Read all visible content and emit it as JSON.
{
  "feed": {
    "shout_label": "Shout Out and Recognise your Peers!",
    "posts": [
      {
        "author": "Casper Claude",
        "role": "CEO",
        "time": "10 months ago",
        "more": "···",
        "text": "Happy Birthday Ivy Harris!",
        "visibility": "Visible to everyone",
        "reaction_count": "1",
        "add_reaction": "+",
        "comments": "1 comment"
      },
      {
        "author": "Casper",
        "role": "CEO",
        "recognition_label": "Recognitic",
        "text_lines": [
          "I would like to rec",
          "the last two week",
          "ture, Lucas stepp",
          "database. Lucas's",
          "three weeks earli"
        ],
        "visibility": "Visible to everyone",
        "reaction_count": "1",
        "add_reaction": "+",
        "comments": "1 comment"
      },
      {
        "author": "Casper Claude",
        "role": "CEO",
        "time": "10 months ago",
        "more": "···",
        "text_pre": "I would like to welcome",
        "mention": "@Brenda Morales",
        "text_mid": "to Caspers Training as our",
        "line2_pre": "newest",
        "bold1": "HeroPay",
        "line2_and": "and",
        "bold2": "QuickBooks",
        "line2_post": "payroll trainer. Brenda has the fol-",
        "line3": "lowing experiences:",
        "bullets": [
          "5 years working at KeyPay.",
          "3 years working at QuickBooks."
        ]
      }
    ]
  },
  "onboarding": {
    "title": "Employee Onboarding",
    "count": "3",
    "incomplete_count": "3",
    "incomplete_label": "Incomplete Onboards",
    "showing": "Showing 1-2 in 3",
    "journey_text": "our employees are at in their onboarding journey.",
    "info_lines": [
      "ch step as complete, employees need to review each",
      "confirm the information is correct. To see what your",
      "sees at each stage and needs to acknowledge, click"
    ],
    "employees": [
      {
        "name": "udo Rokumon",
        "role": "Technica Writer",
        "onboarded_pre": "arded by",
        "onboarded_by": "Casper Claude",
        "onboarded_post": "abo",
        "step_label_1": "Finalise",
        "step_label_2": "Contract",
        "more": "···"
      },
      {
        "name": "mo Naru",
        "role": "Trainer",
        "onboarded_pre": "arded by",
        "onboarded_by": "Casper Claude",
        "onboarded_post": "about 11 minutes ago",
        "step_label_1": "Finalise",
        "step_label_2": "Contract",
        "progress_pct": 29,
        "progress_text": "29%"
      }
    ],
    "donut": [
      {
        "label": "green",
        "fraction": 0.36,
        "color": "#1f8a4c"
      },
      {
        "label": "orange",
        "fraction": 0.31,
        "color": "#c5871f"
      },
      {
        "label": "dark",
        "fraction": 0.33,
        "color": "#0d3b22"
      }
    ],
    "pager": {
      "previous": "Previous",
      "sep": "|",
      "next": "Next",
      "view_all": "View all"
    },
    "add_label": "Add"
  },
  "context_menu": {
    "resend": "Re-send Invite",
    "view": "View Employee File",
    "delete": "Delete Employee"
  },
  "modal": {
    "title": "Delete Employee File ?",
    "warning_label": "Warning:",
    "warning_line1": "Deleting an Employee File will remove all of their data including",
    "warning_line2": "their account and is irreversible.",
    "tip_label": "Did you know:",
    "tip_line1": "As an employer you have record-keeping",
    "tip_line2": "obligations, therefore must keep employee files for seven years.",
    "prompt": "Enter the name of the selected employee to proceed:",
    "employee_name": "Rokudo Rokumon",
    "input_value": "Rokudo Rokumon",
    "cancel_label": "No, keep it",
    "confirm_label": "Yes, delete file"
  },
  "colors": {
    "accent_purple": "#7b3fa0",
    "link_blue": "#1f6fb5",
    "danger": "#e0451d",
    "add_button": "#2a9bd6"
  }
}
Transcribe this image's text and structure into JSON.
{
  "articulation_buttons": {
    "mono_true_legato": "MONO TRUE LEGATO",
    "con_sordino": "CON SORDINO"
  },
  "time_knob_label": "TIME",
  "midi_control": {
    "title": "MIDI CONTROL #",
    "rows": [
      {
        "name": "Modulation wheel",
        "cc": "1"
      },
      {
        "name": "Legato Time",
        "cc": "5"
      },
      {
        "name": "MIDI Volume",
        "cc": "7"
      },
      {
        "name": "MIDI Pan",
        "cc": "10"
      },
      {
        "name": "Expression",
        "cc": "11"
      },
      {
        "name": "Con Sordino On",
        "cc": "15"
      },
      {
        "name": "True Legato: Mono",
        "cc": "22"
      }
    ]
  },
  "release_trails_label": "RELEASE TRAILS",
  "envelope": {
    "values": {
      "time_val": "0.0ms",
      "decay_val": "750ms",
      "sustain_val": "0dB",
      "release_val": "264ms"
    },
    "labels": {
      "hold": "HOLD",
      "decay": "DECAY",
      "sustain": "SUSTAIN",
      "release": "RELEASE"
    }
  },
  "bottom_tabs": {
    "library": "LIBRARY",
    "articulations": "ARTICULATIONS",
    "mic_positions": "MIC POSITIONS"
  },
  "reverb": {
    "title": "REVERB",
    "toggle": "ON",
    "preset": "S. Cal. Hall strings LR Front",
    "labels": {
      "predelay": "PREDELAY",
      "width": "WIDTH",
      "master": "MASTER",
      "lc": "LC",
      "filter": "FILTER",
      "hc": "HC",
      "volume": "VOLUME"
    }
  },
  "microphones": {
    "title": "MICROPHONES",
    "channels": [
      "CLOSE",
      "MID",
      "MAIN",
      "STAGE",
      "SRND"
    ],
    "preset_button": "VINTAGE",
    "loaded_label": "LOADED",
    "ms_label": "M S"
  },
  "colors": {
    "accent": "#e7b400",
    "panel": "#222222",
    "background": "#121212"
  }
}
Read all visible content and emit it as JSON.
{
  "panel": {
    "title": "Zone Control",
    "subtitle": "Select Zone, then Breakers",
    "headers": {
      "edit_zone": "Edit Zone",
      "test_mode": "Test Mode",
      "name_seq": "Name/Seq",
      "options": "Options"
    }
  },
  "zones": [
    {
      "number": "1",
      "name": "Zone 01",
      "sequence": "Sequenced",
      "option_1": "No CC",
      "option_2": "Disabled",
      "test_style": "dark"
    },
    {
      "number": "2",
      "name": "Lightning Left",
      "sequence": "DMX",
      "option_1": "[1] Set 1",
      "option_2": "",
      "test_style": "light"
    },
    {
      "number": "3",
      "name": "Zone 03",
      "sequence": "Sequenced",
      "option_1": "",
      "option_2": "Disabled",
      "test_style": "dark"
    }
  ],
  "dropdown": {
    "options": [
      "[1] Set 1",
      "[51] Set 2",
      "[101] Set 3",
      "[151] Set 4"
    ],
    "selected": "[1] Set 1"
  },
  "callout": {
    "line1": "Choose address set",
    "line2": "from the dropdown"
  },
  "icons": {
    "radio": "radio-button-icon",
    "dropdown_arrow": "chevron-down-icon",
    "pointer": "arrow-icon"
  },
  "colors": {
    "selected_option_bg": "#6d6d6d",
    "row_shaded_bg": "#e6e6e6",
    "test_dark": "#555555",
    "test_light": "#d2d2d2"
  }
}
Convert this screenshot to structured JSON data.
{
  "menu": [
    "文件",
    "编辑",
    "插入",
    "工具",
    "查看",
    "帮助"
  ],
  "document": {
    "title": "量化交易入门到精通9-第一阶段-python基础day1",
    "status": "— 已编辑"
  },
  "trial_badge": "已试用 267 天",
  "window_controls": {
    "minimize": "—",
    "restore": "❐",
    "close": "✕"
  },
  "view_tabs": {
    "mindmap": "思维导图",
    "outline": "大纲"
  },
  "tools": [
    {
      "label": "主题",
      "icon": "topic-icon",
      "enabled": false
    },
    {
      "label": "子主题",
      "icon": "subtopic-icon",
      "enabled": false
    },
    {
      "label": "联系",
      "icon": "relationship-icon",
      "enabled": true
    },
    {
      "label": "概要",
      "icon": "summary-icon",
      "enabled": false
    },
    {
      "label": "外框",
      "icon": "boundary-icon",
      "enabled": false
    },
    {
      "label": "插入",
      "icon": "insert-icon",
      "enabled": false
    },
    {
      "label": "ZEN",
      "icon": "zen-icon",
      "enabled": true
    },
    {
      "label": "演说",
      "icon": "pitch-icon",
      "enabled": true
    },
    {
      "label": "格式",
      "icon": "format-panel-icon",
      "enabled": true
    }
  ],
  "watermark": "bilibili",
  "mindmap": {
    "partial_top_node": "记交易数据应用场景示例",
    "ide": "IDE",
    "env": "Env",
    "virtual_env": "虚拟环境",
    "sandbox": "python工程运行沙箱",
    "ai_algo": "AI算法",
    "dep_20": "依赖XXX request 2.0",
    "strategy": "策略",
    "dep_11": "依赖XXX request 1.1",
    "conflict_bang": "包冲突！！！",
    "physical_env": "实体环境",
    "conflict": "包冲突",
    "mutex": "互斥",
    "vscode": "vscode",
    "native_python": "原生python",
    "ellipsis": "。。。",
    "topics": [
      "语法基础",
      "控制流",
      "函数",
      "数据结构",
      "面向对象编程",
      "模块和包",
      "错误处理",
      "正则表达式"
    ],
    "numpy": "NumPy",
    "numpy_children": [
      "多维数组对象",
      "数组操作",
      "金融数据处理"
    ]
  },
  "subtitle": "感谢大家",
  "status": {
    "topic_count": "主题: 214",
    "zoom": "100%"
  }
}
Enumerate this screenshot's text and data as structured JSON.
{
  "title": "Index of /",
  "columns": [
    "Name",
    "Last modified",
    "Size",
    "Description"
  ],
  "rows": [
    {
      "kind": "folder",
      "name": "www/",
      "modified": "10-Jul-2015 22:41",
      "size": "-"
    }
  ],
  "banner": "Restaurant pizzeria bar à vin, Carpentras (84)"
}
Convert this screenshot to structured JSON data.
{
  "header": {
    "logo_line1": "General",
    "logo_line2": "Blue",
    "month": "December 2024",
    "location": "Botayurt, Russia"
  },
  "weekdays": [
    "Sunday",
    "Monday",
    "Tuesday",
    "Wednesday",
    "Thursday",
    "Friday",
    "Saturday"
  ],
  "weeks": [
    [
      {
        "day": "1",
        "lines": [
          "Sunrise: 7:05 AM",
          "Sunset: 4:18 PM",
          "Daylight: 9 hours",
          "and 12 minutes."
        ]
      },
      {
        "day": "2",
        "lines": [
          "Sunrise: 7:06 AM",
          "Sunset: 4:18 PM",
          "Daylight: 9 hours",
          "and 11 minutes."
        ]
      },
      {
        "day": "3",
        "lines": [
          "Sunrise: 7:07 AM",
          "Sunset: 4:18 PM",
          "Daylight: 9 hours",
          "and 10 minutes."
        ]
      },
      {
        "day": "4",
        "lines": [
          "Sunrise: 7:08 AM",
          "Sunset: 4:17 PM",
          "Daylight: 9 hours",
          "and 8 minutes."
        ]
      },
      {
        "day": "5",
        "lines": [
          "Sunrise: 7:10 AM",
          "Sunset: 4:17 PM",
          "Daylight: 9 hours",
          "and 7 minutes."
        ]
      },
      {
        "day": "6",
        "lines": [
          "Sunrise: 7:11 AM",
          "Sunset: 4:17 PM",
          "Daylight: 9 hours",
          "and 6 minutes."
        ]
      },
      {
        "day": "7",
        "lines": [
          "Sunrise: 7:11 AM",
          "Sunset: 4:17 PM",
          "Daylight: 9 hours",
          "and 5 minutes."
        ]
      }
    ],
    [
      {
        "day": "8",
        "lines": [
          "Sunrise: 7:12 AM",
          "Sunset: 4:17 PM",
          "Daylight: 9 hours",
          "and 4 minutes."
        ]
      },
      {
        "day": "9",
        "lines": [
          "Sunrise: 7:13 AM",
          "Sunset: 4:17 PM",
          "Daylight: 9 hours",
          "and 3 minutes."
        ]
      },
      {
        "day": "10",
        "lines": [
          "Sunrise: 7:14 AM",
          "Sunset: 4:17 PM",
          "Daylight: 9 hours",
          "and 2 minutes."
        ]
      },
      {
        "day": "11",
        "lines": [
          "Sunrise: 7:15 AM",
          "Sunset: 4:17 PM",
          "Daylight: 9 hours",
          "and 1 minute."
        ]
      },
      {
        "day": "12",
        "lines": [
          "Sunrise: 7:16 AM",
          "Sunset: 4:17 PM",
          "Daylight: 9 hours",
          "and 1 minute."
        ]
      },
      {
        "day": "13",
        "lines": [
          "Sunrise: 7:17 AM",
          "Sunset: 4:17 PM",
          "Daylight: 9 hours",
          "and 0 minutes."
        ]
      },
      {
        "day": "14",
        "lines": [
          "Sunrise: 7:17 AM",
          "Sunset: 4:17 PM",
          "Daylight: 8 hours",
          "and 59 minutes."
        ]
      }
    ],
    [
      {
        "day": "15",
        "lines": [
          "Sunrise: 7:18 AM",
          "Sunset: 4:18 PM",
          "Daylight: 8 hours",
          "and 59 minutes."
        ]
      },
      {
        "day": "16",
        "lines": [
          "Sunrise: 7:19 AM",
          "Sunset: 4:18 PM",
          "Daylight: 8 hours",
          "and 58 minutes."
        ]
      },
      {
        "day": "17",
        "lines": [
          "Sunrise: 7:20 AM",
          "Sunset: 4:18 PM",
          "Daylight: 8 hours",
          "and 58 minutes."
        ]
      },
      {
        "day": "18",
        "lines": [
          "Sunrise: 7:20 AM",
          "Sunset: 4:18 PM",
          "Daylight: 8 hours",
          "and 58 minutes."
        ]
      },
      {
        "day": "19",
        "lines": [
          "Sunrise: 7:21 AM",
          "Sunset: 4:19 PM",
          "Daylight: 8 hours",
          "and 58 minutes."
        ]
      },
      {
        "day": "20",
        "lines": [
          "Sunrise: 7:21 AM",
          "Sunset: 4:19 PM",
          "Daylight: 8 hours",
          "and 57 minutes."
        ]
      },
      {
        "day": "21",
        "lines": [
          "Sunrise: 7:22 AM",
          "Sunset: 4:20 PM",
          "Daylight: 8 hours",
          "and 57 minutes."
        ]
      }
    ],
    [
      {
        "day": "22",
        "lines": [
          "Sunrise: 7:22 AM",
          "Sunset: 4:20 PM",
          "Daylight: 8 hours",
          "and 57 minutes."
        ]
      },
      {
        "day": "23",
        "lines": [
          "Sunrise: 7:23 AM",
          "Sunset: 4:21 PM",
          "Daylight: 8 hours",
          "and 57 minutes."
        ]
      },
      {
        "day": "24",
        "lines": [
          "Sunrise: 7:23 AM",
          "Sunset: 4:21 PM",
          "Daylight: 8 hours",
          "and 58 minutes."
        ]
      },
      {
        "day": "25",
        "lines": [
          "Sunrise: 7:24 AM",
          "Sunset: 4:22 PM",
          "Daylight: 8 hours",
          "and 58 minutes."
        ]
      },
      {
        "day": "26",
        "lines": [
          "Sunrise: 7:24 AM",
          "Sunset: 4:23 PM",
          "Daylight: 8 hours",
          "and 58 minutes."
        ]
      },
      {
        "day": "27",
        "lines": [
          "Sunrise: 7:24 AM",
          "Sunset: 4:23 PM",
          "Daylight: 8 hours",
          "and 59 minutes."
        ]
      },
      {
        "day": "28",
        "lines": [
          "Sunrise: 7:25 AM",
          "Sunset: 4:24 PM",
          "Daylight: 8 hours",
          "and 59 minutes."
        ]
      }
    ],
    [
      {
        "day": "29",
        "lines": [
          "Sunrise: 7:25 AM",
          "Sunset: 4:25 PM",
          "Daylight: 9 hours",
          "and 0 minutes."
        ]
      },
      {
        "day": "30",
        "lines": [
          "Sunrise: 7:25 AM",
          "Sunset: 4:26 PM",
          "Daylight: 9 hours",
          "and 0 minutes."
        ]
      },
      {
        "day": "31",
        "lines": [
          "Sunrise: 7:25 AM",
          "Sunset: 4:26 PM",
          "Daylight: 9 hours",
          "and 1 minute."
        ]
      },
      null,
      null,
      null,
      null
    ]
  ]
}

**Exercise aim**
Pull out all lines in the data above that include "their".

**Result of the task**
    "journey_text": "our employees are at in their onboarding journey.",
    "warning_line1": "Deleting an Employee File will remove all of their data including",
    "warning_line2": "their account and is irreversible.",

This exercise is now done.